**Work request**: Filter the entries beneath this task, copying only the lines that hold the word "Статус".

Data excerpts
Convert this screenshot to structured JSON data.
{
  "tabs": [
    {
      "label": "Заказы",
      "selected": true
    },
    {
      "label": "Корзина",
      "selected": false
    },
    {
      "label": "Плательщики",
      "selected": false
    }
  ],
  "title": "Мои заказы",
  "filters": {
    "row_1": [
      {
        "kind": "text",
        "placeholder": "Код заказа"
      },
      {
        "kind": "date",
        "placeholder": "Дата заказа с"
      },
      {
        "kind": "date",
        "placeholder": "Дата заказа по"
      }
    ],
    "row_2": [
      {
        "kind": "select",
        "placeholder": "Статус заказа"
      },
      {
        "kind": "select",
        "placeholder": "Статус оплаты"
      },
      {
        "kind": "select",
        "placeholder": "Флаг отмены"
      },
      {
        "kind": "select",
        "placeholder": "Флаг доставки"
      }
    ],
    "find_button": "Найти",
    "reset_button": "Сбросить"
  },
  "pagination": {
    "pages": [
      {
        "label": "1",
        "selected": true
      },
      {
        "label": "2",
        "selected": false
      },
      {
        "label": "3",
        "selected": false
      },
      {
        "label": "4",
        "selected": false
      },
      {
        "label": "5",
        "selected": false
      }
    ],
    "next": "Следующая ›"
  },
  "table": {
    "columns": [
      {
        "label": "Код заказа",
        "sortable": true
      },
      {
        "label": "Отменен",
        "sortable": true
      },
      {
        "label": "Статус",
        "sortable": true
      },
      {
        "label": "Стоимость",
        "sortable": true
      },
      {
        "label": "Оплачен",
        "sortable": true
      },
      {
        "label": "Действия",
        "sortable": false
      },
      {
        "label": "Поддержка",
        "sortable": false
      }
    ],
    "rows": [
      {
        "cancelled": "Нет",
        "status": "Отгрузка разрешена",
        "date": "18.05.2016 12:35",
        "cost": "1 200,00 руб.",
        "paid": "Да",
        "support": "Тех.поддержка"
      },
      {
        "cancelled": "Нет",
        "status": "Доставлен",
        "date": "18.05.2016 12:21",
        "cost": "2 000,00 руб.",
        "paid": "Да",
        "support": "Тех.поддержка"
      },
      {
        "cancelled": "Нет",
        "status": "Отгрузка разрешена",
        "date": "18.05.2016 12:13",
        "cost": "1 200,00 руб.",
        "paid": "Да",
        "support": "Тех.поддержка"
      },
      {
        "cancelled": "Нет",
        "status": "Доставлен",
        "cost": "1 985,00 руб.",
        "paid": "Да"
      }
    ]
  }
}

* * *

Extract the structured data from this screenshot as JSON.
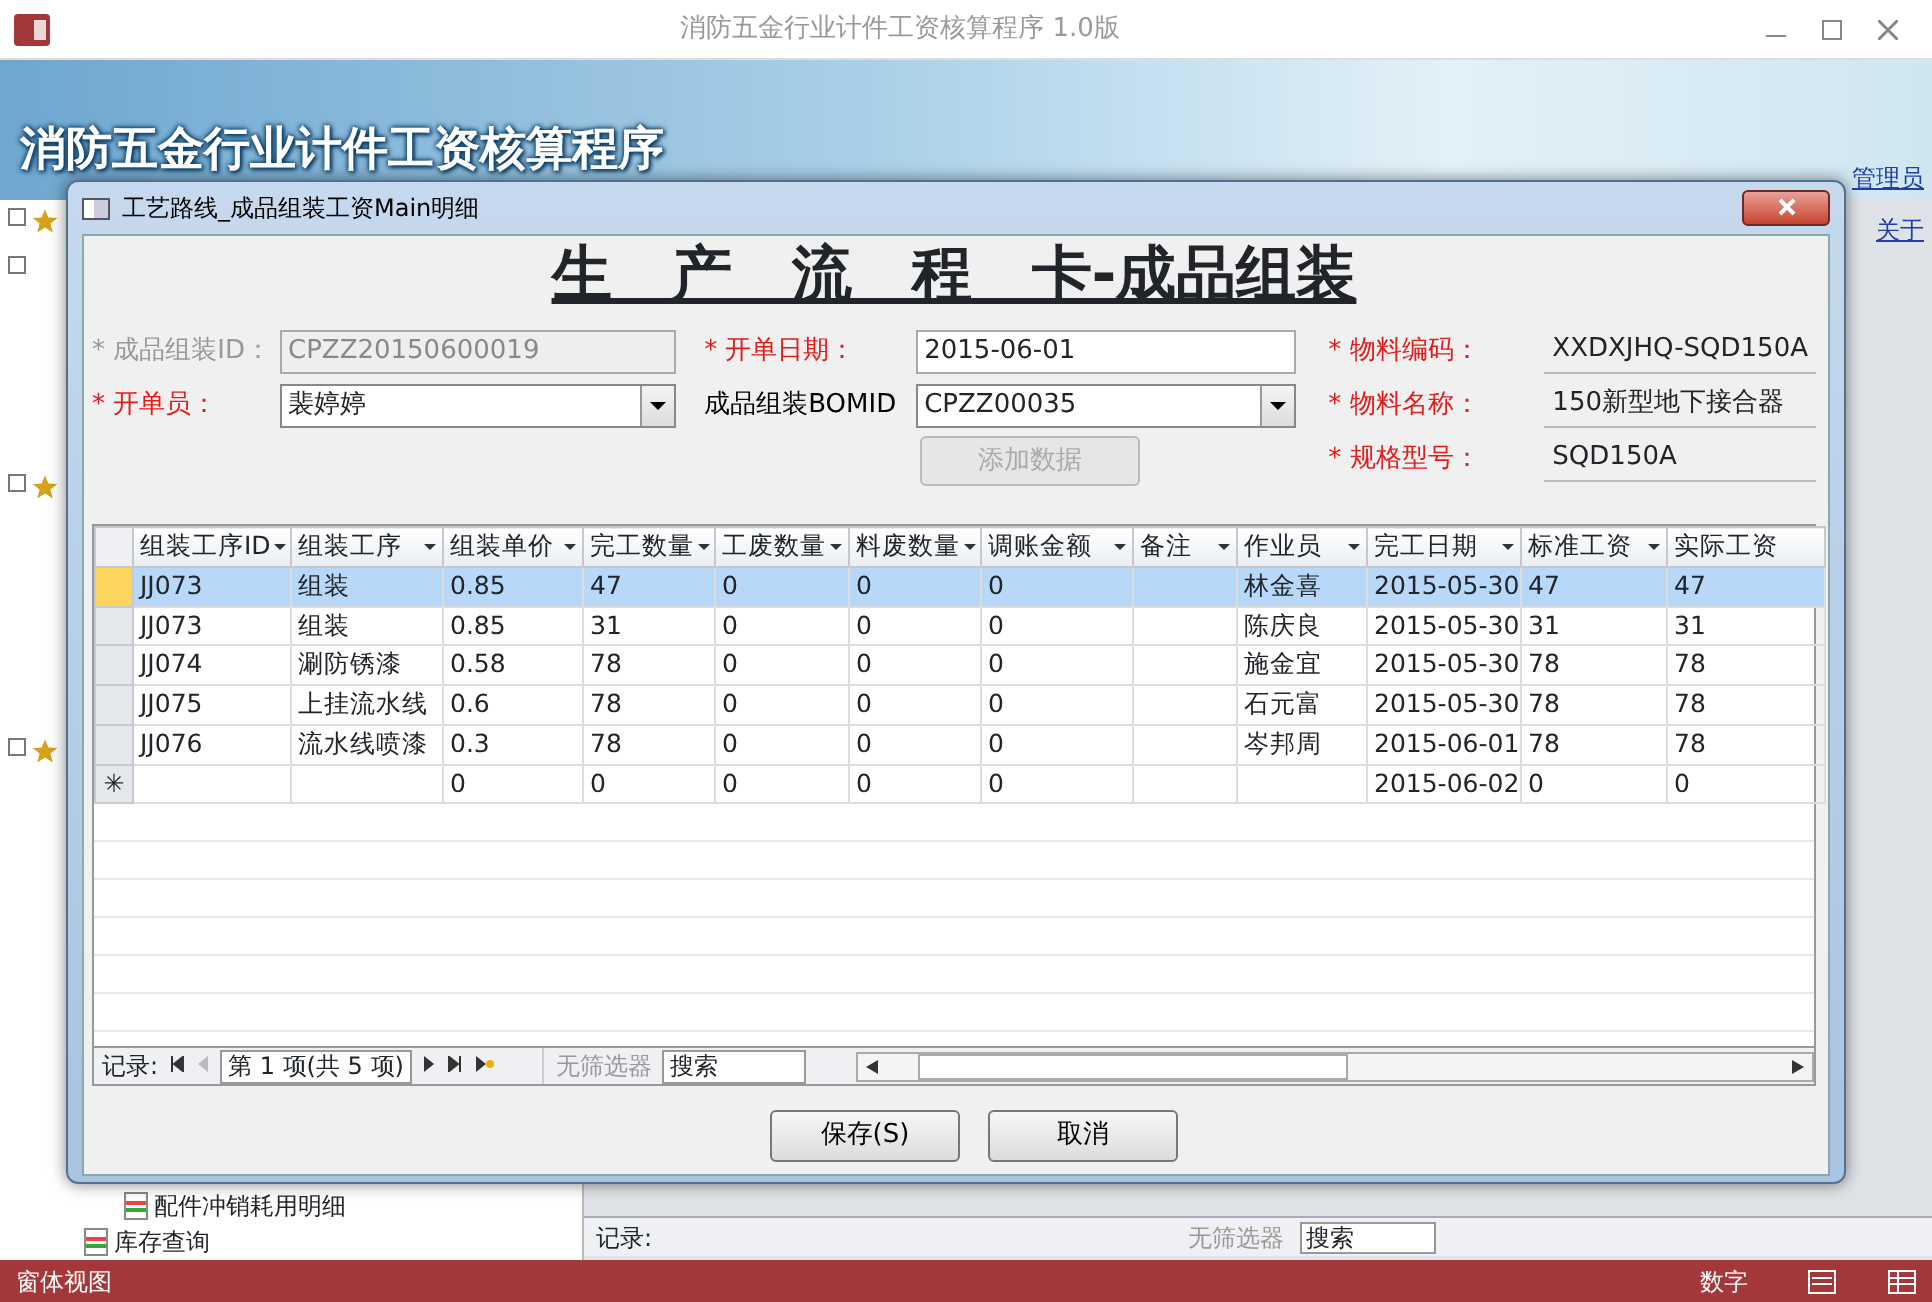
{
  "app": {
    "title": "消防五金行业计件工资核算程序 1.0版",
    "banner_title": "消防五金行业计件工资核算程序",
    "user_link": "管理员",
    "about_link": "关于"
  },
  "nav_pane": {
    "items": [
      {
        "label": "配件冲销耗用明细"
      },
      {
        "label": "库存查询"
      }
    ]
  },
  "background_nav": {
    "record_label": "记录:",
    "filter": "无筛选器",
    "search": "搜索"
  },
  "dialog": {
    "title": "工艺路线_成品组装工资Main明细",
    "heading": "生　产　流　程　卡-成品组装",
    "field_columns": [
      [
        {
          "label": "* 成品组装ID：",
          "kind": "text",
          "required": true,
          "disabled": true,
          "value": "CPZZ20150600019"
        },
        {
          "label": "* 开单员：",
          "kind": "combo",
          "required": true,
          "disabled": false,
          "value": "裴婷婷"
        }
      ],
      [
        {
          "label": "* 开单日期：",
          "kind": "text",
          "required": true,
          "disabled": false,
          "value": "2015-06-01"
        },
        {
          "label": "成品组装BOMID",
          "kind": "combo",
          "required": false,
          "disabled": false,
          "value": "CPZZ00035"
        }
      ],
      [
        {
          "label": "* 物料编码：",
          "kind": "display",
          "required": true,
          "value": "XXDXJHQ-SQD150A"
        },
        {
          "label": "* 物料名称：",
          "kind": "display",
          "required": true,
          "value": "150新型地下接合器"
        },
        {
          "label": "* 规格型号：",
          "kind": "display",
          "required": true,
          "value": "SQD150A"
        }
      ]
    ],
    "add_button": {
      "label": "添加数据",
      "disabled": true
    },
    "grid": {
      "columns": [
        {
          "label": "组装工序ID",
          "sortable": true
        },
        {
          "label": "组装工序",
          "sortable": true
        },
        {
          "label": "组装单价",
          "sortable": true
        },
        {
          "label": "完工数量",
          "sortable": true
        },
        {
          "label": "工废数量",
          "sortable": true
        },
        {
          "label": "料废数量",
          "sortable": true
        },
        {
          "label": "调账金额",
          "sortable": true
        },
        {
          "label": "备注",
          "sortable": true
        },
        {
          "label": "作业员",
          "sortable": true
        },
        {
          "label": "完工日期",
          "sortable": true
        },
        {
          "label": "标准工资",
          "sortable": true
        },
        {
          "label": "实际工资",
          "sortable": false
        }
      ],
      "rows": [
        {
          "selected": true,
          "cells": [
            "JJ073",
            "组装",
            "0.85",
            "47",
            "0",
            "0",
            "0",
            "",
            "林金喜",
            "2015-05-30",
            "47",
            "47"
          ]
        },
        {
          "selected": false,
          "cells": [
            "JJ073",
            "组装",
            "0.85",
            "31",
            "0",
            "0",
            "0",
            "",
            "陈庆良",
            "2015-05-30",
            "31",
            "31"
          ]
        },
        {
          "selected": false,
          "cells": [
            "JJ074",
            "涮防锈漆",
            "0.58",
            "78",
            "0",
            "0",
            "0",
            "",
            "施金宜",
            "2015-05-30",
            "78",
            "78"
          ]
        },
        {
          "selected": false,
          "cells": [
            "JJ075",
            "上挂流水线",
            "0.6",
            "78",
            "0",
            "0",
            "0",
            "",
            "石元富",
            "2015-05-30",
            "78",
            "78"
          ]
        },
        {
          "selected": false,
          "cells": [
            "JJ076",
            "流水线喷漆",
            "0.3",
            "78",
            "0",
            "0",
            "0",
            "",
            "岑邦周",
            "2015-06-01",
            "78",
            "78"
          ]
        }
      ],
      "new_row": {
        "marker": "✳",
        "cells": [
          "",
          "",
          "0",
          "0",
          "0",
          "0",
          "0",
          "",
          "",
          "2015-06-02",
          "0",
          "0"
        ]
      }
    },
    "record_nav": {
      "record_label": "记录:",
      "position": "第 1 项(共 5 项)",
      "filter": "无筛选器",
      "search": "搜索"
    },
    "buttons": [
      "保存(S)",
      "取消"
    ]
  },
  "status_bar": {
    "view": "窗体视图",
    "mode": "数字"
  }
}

**Answer below**:
        "placeholder": "Статус заказа"
        "placeholder": "Статус оплаты"
        "label": "Статус",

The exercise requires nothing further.